Virgin Atlantic’s quest for a state bailout has been backed by some of aviation’s biggest companies, with the aerospace giants Airbus and Rolls-Royce as well as Heathrow all lobbying the government on the airline’s behalf.
The trio have sent letters to the transport secretary, Grant Shapps, this week urging state assistance for Sir Richard Branson’s airline, which is seeking hundreds of millions of pounds in loans and credit guarantees with planes grounded and bookings vanishing because of coronavirus.
Virgin has ordered a fleet of Airbus 330 aircraft, with Rolls-Royce engines, whose wings are made at the Airbus Broughton plant in north Wales. The airline also had plans before the coronavirus to expand at London Heathrow.
In one of the letters, according to Sky News, John Harrison, the general counsel and UK chairman of Airbus, said that Virgin’s “collapse could have an extremely negative impact on the A330 programme”.
He added: “As you will be aware, all wings for these aircraft are designed and manufactured in the UK, and orders from airlines like Virgin are vital for the continuation of our business.”
Rolls-Royce has also stressed the “significant importance” of Virgin’s custom to the company and its UK supply chain.
A Heathrow spokesperson confirmed that the airport had written on Virgin’s behalf, and said: “The government must take urgent steps now to safeguard the future of the sector or it will risk undermining the recovery of Britain’s economy once we beat the virus.”
Virgin has parked up to 85% of its aircraft fleet and put most staff on eight weeks’ unpaid leave, as well as cutting executive pay, and offering redundancy and year-long sabbaticals to its 8,500 employees. The carrier is 51% owned by Branson’s Virgin Group, with a 49% stake held by the US carrier Delta Airlines. The US airline industry has already received a multibillion-dollar bailout as part of an economic stimulus package passed by Congress.
Virgin Atlantic’s chairman, Peter Norris, led calls last month for the government to give the industry up to £7.5bn in state support. However, the chancellor, Rishi Sunak, last week disappointed airlines and airports by deciding against an industry-wide bailout, but said help would be considered on a case-by-case basis.
Virgin submitted its claim for state assistance this week to Rothschild, the investment bank which is acting for the government to assess bailout requests from aviation businesses.
How much leverage Virgin’s industry backers have in Downing Street is questionable. Airbus was one of the most prominent industrial voices against Brexit, while Heathrow’s expansion plans have been left to evaporate by the government after a judicial review.

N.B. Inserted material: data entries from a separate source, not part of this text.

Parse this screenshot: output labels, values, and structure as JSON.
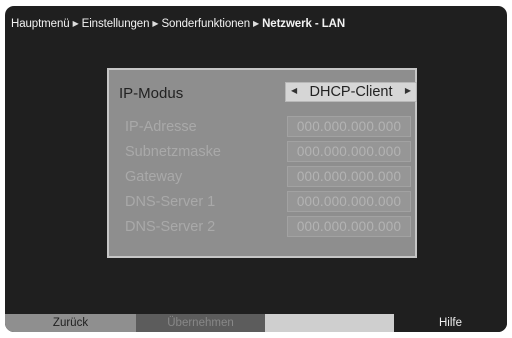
{
  "breadcrumb": {
    "items": [
      "Hauptmenü",
      "Einstellungen",
      "Sonderfunktionen"
    ],
    "current": "Netzwerk - LAN",
    "separator_icon": "triangle-right-icon"
  },
  "mode": {
    "label": "IP-Modus",
    "value": "DHCP-Client",
    "left_icon": "arrow-left-icon",
    "right_icon": "arrow-right-icon"
  },
  "fields": [
    {
      "label": "IP-Adresse",
      "value": "000.000.000.000"
    },
    {
      "label": "Subnetzmaske",
      "value": "000.000.000.000"
    },
    {
      "label": "Gateway",
      "value": "000.000.000.000"
    },
    {
      "label": "DNS-Server 1",
      "value": "000.000.000.000"
    },
    {
      "label": "DNS-Server 2",
      "value": "000.000.000.000"
    }
  ],
  "footer": {
    "back": "Zurück",
    "apply": "Übernehmen",
    "blank": "",
    "help": "Hilfe"
  },
  "colors": {
    "background": "#1f1f1f",
    "panel": "#8e8e8e",
    "disabled_text": "#a9a9a9",
    "footer_back": "#8f8f8f",
    "footer_apply": "#5c5c5c",
    "footer_blank": "#cfcfcf"
  }
}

The government is also loth to be seen to be helping out billionaire shareholders. Branson has said he will inject $250m (£200m) into his Virgin Group, which includes other businesses as well as the airline. EasyJet, another major UK airline which could eventually require aid, went ahead with a £171m dividend payout this month, which it said it was legally obliged to do.
The regional carrier Loganair, which stepped in to take over some of Flybe’s routes when it collapsed at the start of the coronavirus outbreak, is also expected to seek help.
Help for Virgin would also be resisted by its bigger rival at Heathrow, British Airways, as well as environmental groups. Willie Walsh, the boss of BA’s owner, IAG, has said that “governments would expect airlines to look at self-help before they would call [for] state aid”.
Virgin Atlantic’s financial performance had been improving in recent years, cutting losses to £26m in 2018, the last full-year results the airline issued Its Virgin Holidays arm turned a slight £6m profit. The airline reported cash reserves of £489m a little under a year ago, and had since unveiled ambitious expansion plans to challenge BA’s dominance at Heathrow.
However, it is believed to have made significant additional losses in the ill-fated acquisition of Flybe, which – as part of a consortium – it hoped to rebrand as Virgin Connect, to feed passengers into its long-haul network. It owned 30% of the failed business and shareholders were said to have injected up to £100m into the business before Flybe’s collapse.